Comparing the properties of Aluminium-Silicon-Magnesium powders
Aluminium-Silicon-Magnesium (AlSiMg) powders, for which there are a number of different alloys commercially available, are valued for their ability to produce components with a good strength-to-weight ratio. The results reported here are from a study carried out by LPW Technology (Runcorn, UK) to compare the properties of two commercially available products and assess their suitability for AM processes.
Table 2 shows flow data for samples of the two products, Batch A and Batch B. Flow testing was carried out using a Hall Flow Meter, which determines flowability from measurements of the time taken for 50 g of powder to flow through an opening of specific dimensions. The results indicate that Batch A flows under standard test conditions while Batch B does not. This is significant, indicating that Batch B is poorly suited to AM processing relative to Batch A. The two batches were known to have been produced using different gas atomisation processes, so particle characterisation was carried out to determine whether associated differences in particle morphology could provide a rationale for flow performance.

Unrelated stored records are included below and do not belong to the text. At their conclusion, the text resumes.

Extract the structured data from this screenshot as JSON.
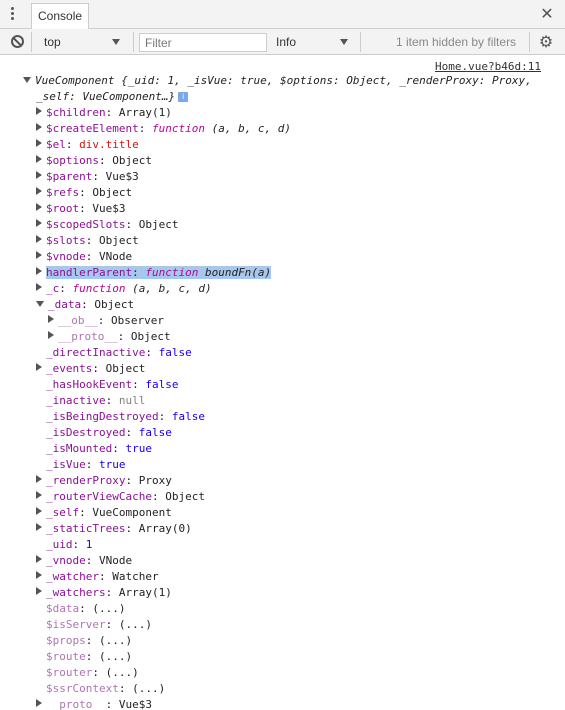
{
  "tabbar": {
    "tab_label": "Console"
  },
  "toolbar": {
    "context_value": "top",
    "filter_placeholder": "Filter",
    "level_value": "Info",
    "hidden_text": "1 item hidden by filters"
  },
  "log": {
    "source": "Home.vue?b46d:11",
    "summary_line1": "VueComponent {_uid: 1, _isVue: true, $options: Object, _renderProxy: Proxy,",
    "summary_line2": "_self: VueComponent…}",
    "info_badge": "i"
  },
  "props": [
    {
      "key": "$children",
      "value": "Array(1)",
      "vtype": "obj",
      "arrow": "right",
      "indent": 0
    },
    {
      "key": "$createElement",
      "value": "function (a, b, c, d)",
      "vtype": "fn",
      "arrow": "right",
      "indent": 0
    },
    {
      "key": "$el",
      "value": "div.title",
      "vtype": "str",
      "arrow": "right",
      "indent": 0
    },
    {
      "key": "$options",
      "value": "Object",
      "vtype": "obj",
      "arrow": "right",
      "indent": 0
    },
    {
      "key": "$parent",
      "value": "Vue$3",
      "vtype": "obj",
      "arrow": "right",
      "indent": 0
    },
    {
      "key": "$refs",
      "value": "Object",
      "vtype": "obj",
      "arrow": "right",
      "indent": 0
    },
    {
      "key": "$root",
      "value": "Vue$3",
      "vtype": "obj",
      "arrow": "right",
      "indent": 0
    },
    {
      "key": "$scopedSlots",
      "value": "Object",
      "vtype": "obj",
      "arrow": "right",
      "indent": 0
    },
    {
      "key": "$slots",
      "value": "Object",
      "vtype": "obj",
      "arrow": "right",
      "indent": 0
    },
    {
      "key": "$vnode",
      "value": "VNode",
      "vtype": "obj",
      "arrow": "right",
      "indent": 0
    },
    {
      "key": "handlerParent",
      "value": "function boundFn(a)",
      "vtype": "fn",
      "arrow": "right",
      "indent": 0,
      "highlight": true
    },
    {
      "key": "_c",
      "value": "function (a, b, c, d)",
      "vtype": "fn",
      "arrow": "right",
      "indent": 0
    },
    {
      "key": "_data",
      "value": "Object",
      "vtype": "obj",
      "arrow": "down",
      "indent": 0
    },
    {
      "key": "__ob__",
      "value": "Observer",
      "vtype": "obj",
      "arrow": "right",
      "indent": 1,
      "dim": true
    },
    {
      "key": "__proto__",
      "value": "Object",
      "vtype": "obj",
      "arrow": "right",
      "indent": 1,
      "dim": true
    },
    {
      "key": "_directInactive",
      "value": "false",
      "vtype": "bool",
      "arrow": "none",
      "indent": 0
    },
    {
      "key": "_events",
      "value": "Object",
      "vtype": "obj",
      "arrow": "right",
      "indent": 0
    },
    {
      "key": "_hasHookEvent",
      "value": "false",
      "vtype": "bool",
      "arrow": "none",
      "indent": 0
    },
    {
      "key": "_inactive",
      "value": "null",
      "vtype": "null",
      "arrow": "none",
      "indent": 0
    },
    {
      "key": "_isBeingDestroyed",
      "value": "false",
      "vtype": "bool",
      "arrow": "none",
      "indent": 0
    },
    {
      "key": "_isDestroyed",
      "value": "false",
      "vtype": "bool",
      "arrow": "none",
      "indent": 0
    },
    {
      "key": "_isMounted",
      "value": "true",
      "vtype": "bool",
      "arrow": "none",
      "indent": 0
    },
    {
      "key": "_isVue",
      "value": "true",
      "vtype": "bool",
      "arrow": "none",
      "indent": 0
    },
    {
      "key": "_renderProxy",
      "value": "Proxy",
      "vtype": "obj",
      "arrow": "right",
      "indent": 0
    },
    {
      "key": "_routerViewCache",
      "value": "Object",
      "vtype": "obj",
      "arrow": "right",
      "indent": 0
    },
    {
      "key": "_self",
      "value": "VueComponent",
      "vtype": "obj",
      "arrow": "right",
      "indent": 0
    },
    {
      "key": "_staticTrees",
      "value": "Array(0)",
      "vtype": "obj",
      "arrow": "right",
      "indent": 0
    },
    {
      "key": "_uid",
      "value": "1",
      "vtype": "bool",
      "arrow": "none",
      "indent": 0
    },
    {
      "key": "_vnode",
      "value": "VNode",
      "vtype": "obj",
      "arrow": "right",
      "indent": 0
    },
    {
      "key": "_watcher",
      "value": "Watcher",
      "vtype": "obj",
      "arrow": "right",
      "indent": 0
    },
    {
      "key": "_watchers",
      "value": "Array(1)",
      "vtype": "obj",
      "arrow": "right",
      "indent": 0
    },
    {
      "key": "$data",
      "value": "(...)",
      "vtype": "obj",
      "arrow": "none",
      "indent": 0,
      "dim": true
    },
    {
      "key": "$isServer",
      "value": "(...)",
      "vtype": "obj",
      "arrow": "none",
      "indent": 0,
      "dim": true
    },
    {
      "key": "$props",
      "value": "(...)",
      "vtype": "obj",
      "arrow": "none",
      "indent": 0,
      "dim": true
    },
    {
      "key": "$route",
      "value": "(...)",
      "vtype": "obj",
      "arrow": "none",
      "indent": 0,
      "dim": true
    },
    {
      "key": "$router",
      "value": "(...)",
      "vtype": "obj",
      "arrow": "none",
      "indent": 0,
      "dim": true
    },
    {
      "key": "$ssrContext",
      "value": "(...)",
      "vtype": "obj",
      "arrow": "none",
      "indent": 0,
      "dim": true
    },
    {
      "key": "__proto__",
      "value": "Vue$3",
      "vtype": "obj",
      "arrow": "right",
      "indent": 0,
      "dim": true
    }
  ],
  "colors": {
    "key": "#881391",
    "key_dim": "#ac76b0",
    "string": "#c41a16",
    "boolean": "#1c00cf",
    "null": "#808080",
    "highlight": "#a8c7ec",
    "toolbar_bg": "#f3f3f3"
  }
}
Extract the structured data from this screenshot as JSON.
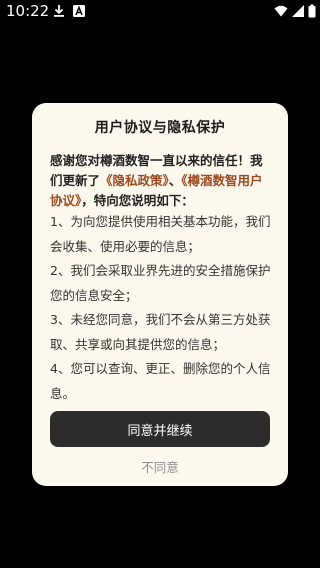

Particle size distributions for the two batches were measured using a laser diffraction particle size analyser (Mastersizer 3000, Malvern Panalytical, Malvern, UK). The resulting data are summarised in Fig. 5, where D10, D50 and D90 are the diameter below which 10%, 50% and 90% of the sample lie respectively, on the basis of volume. These highly reproducible results indicate that the samples are strikingly similar in terms of particle size and that differences in flowability cannot be correlated with particle size distribution.
Particle shape distributions for the two batches were collected using an automated image analyser (Morphologi G3, Malvern Panalytical, Malvern, UK). These are summarised in Table 3, where D[n,0.1], D[n,0.5] and D[n,0.9] are the values of the given parameters below which 10%, 50% and 90% of the sample lie respectively, on the basis of number of particles.
Here, then, the particle shape data generated by automated imaging is able to differentiate the powders and provide a rationale for the observed difference in flowability. It is interesting to note that though the differences in particle shape are relatively subtle, they result in the difference between a ‘pass or fail’ for AM application, as assessed by the flow testing. This observation highlights the importance of precise, reproducible, statistically significant particle shape data.
Early work in the field of AM focused on the development of the associated hardware, but there is now widespread recognition that the powders used in the resulting machines merit equal consideration if the full potential of this transformational technology is to be realised. Those working at the forefront of metal powder supply are already exploiting correlations between particle shape and flowability to deliver powders that are consistently free-flowing and, at the same time, pack to a high bulk density. Automated imaging efficiently provides the reliable particle shape data needed to progress in this area and is therefore of considerable value to both metal powder suppliers and AM processors as they work towards new levels of performance.
Debbie Huck-Jones, Product Manager – Analytical Imaging, and Cathryn Langley, Product Manager – Laser Diffraction
Enigma Business Park,
Tel: +44 1684 892456
Fax: +44 1684 892789